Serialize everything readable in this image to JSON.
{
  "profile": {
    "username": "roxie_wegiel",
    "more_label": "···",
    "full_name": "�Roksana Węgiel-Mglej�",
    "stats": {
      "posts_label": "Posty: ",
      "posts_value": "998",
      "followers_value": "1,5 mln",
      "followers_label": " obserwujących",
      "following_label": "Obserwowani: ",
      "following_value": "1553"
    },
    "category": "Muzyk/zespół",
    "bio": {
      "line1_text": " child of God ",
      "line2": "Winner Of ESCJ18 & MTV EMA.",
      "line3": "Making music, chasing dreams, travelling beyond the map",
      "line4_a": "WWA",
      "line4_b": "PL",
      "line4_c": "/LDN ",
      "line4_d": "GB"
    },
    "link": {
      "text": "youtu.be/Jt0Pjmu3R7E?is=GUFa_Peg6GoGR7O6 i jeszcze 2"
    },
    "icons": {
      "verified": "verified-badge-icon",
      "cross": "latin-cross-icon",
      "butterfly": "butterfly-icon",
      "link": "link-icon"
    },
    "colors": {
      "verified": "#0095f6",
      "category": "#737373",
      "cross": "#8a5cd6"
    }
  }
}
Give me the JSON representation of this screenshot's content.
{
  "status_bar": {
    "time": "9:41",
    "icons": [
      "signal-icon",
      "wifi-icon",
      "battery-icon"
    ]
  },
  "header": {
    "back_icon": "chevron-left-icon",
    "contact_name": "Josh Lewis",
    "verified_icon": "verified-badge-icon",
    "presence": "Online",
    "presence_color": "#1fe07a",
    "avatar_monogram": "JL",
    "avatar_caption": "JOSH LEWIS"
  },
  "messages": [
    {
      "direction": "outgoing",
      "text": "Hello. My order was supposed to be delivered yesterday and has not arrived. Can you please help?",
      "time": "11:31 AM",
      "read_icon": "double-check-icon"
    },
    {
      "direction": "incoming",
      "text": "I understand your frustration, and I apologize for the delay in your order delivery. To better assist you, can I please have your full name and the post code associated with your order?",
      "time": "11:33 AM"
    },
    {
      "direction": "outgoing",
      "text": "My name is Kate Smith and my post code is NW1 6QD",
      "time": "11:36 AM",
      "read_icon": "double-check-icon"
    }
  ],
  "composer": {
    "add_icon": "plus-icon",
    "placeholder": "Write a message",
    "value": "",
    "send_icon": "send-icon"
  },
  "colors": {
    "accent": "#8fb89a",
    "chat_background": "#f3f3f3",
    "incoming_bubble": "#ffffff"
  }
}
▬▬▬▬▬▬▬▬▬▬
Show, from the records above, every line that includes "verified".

      "verified": "verified-badge-icon",
      "verified": "#0095f6",
    "verified_icon": "verified-badge-icon",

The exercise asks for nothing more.